# [What is required]
How many lines in the entries below include the word "rank"? Respond with the number only.

*** Task data Section Begins ***

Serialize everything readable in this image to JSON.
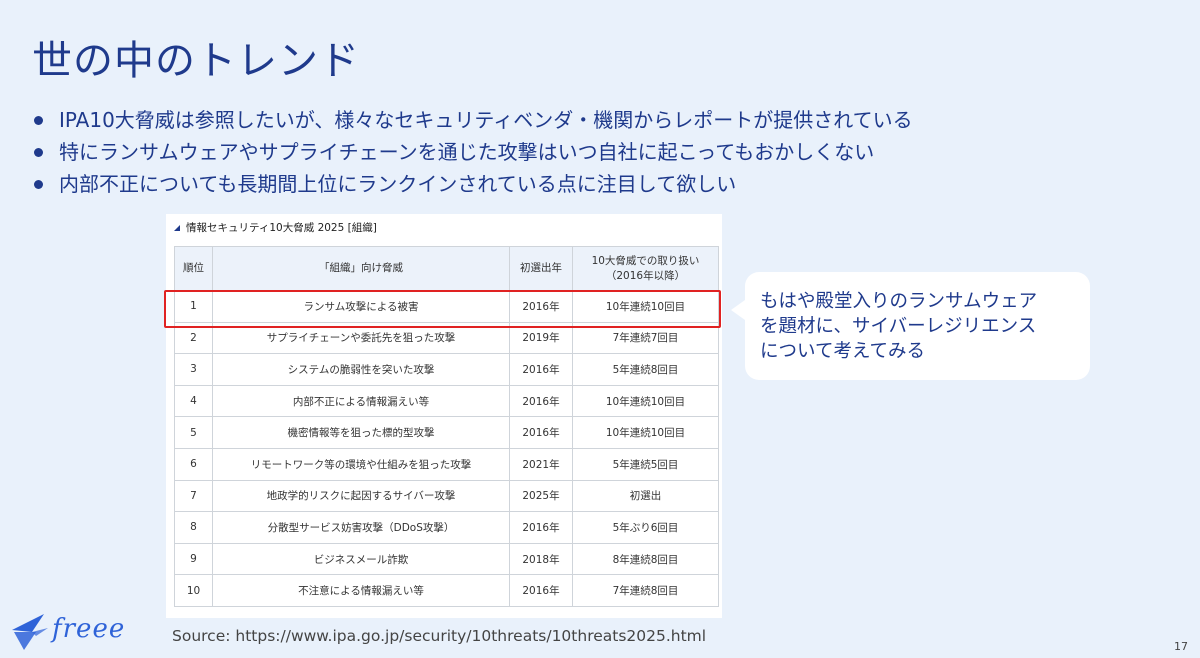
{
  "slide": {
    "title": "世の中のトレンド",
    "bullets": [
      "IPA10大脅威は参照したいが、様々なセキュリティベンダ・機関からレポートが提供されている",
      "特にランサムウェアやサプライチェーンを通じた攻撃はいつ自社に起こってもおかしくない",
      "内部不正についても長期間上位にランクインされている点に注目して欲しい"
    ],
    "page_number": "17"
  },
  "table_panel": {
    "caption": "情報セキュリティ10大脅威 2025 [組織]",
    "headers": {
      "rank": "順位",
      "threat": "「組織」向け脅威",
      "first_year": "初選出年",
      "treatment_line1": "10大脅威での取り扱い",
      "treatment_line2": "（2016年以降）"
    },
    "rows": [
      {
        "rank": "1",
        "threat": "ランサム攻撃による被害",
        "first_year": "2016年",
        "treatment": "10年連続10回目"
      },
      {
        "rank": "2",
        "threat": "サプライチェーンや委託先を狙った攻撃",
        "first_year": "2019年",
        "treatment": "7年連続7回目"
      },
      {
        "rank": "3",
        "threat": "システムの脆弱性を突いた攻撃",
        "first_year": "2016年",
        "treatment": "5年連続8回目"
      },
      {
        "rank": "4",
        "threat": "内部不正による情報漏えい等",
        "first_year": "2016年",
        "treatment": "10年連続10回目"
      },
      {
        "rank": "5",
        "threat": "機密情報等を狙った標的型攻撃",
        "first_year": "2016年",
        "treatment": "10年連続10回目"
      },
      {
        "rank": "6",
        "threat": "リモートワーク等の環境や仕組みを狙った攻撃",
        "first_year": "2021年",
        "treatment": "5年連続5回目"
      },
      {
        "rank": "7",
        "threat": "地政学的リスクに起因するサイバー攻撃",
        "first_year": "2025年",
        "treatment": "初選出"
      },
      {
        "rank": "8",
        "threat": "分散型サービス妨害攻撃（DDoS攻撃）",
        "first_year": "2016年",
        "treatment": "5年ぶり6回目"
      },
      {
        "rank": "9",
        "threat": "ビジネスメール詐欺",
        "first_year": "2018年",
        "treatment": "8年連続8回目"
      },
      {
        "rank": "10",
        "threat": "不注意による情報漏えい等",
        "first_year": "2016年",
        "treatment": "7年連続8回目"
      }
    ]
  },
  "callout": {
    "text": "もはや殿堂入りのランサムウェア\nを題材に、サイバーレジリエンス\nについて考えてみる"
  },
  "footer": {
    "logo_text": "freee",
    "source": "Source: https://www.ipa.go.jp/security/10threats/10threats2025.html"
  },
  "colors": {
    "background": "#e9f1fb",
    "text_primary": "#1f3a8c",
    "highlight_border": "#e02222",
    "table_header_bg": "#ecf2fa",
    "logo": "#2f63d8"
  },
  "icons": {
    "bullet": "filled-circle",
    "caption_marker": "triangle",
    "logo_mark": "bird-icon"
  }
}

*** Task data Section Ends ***

# [Result below]
11